Collected data entries
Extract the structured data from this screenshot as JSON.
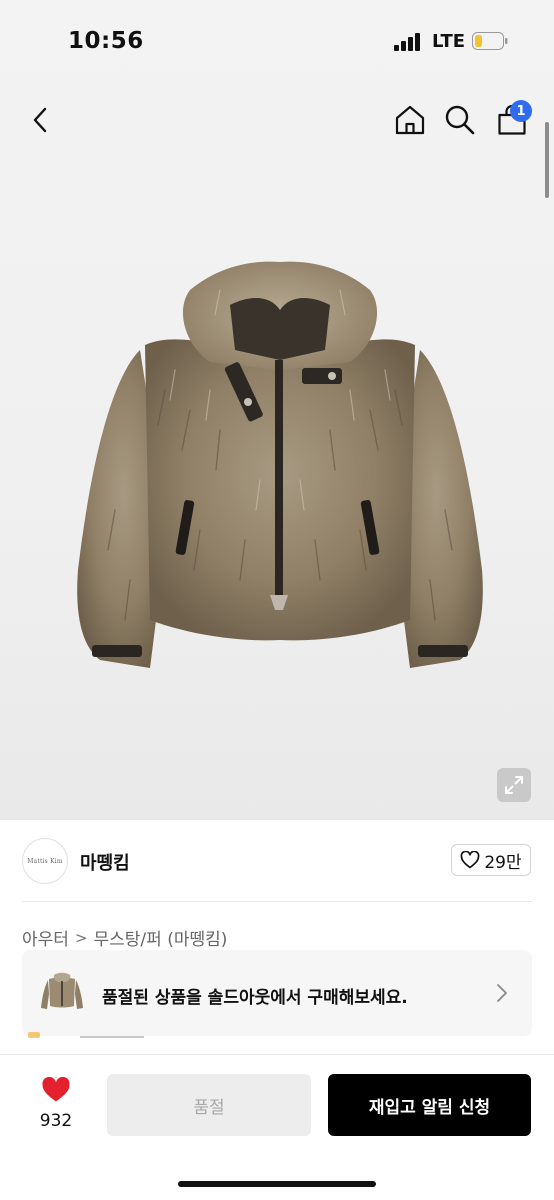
{
  "status_bar": {
    "time": "10:56",
    "network": "LTE"
  },
  "nav": {
    "cart_count": "1"
  },
  "seller": {
    "logo_text": "Mattis Kim",
    "name": "마뗑킴",
    "likes": "29만"
  },
  "breadcrumb": {
    "category": "아우터",
    "subcategory": "무스탕/퍼 (마뗑킴)"
  },
  "banner": {
    "text": "품절된 상품을 솔드아웃에서 구매해보세요."
  },
  "bottom_bar": {
    "wish_count": "932",
    "soldout_label": "품절",
    "restock_label": "재입고 알림 신청"
  },
  "colors": {
    "badge": "#2f6bf0",
    "heart": "#e5202e",
    "primary_button": "#000000",
    "disabled_button": "#ededed"
  }
}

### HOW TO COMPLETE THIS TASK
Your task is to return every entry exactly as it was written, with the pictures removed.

### PROBLEM SOLUTION
Extract the structured data from this screenshot as JSON.
{
  "status_bar": {
    "time": "10:56",
    "network": "LTE"
  },
  "nav": {
    "cart_count": "1"
  },
  "seller": {
    "logo_text": "Mattis Kim",
    "name": "마뗑킴",
    "likes": "29만"
  },
  "breadcrumb": {
    "category": "아우터",
    "subcategory": "무스탕/퍼 (마뗑킴)"
  },
  "banner": {
    "text": "품절된 상품을 솔드아웃에서 구매해보세요."
  },
  "bottom_bar": {
    "wish_count": "932",
    "soldout_label": "품절",
    "restock_label": "재입고 알림 신청"
  },
  "colors": {
    "badge": "#2f6bf0",
    "heart": "#e5202e",
    "primary_button": "#000000",
    "disabled_button": "#ededed"
  }
}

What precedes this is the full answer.